The frown on her husband’s face became even more pronounced and crossed his arms. “You’re sure that you don’t have any pain nor cramping…are you feeling any more tired than usual?”
“Can it have to do with the fact that I didn’t sleep well last night?”
The lift came to a stop and she walked out as soon as the doors swung open, evidently not distracted by the new topic. Ademola shook his head and caught up with her by the main door, taking her hand and forcing her to look around. “Moyore, I’ve already said I’m sorry…” His words trailed off as he peered intently into her eyes, his expression more serious than conciliatory.
“Kilo de, why are you looking at me like that?” Moyore took a step back but he shook his head, pulling her closer.
“Are you sure you are alright?”
She hissed in annoyance and jerked out of his hold, pushing the swinging doors open with more force than intended. “Look, I have told already that I feel perfectly fine. All I need is peace, quiet and sleep!” She burst into the sunlight outside, nearly colliding with a pair of dashiki clad gentlemen making their way into the building. “I’m so sorry, please.”
The men shook their heads, smiling indulgently at her belly.
“It’s alright, Iya Ibeji, just take it easy.”
“Yes, mama biu, ba komei.”
They walked off and she rolled her eyes. What was it with people and pregnancies? Moyore was fairly certain that she could get away with murder just on account of her ‘condition.’
Ademola found her waiting by the car and breathed a sigh of relief. He opened the passenger side and dumped her bags in the back. “I’m taking you to Randle right now.”
“No, you’re taking me home,” she sharply retorted and he resisted the urge to tear his afro out by the roots.
“Woman, will you just listen to me for once? You don’t look good and I think you should go to the hospital.” Moyore opened her mouth but her husband cut her off, anticipating her reply. “Yes I know I’m not your obstetrician, you never tire of reminding me, but I am a doctor and I know what I’m talking about.” She couldn’t see what he saw; her face was drawn and pale, her eyes were vacant and pupils dilated beyond normal.

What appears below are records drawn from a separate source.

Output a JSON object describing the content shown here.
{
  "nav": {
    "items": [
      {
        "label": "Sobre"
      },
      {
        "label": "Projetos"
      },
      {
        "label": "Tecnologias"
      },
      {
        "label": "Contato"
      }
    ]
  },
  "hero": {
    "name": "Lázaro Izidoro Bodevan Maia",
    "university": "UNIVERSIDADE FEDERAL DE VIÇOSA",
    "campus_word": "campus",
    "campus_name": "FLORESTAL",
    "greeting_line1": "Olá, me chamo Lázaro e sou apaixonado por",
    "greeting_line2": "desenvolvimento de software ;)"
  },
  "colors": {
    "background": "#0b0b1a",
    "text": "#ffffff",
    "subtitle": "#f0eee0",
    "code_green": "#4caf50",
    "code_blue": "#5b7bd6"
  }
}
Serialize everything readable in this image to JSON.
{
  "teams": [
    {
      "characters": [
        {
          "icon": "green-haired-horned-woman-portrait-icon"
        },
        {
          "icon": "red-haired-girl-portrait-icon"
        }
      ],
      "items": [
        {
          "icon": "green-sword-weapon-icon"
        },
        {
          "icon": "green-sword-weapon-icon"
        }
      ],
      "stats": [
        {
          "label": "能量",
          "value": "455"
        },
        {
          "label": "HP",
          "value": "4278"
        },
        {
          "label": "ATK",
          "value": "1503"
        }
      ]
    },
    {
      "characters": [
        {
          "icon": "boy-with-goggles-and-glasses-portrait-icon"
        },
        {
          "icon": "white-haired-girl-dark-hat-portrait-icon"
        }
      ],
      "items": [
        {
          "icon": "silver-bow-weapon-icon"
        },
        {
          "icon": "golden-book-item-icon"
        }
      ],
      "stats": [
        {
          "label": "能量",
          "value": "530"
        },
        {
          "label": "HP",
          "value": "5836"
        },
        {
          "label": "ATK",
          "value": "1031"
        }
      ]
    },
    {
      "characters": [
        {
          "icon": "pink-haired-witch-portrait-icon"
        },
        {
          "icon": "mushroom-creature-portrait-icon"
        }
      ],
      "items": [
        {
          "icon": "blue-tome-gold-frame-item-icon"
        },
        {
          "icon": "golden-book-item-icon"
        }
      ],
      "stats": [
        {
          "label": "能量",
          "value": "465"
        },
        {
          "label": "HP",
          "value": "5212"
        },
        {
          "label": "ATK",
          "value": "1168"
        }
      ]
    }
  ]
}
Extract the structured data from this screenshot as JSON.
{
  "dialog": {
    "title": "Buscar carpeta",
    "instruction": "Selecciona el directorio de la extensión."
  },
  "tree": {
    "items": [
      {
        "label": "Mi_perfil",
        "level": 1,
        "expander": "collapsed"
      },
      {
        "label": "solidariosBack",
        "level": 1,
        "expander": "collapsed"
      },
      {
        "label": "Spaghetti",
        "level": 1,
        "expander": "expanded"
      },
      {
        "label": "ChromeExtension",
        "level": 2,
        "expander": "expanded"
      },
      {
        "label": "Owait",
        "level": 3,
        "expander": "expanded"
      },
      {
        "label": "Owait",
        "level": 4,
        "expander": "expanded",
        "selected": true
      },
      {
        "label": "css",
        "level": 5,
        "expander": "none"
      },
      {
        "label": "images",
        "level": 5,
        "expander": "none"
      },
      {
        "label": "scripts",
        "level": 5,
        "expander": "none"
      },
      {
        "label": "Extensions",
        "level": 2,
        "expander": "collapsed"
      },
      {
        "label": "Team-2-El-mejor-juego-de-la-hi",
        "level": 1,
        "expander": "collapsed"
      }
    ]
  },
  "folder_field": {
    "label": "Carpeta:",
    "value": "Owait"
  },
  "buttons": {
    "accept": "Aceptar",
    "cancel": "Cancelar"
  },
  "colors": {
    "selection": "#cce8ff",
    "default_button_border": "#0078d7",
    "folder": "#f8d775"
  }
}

But of course, he just had to get himself saddled with the very epitome of stubbornness.
She sighed and entered the car, grumbling all the way about nosy old women, fussy husbands and the cruelty of fate that left her helpless to a kicking parasite. Ademola suppressed his smile and quickly followed suit, kick starting the car and pulling out of the parking lot post haste. Hopefully they would make it to Surulere before traffic really became a quagmire.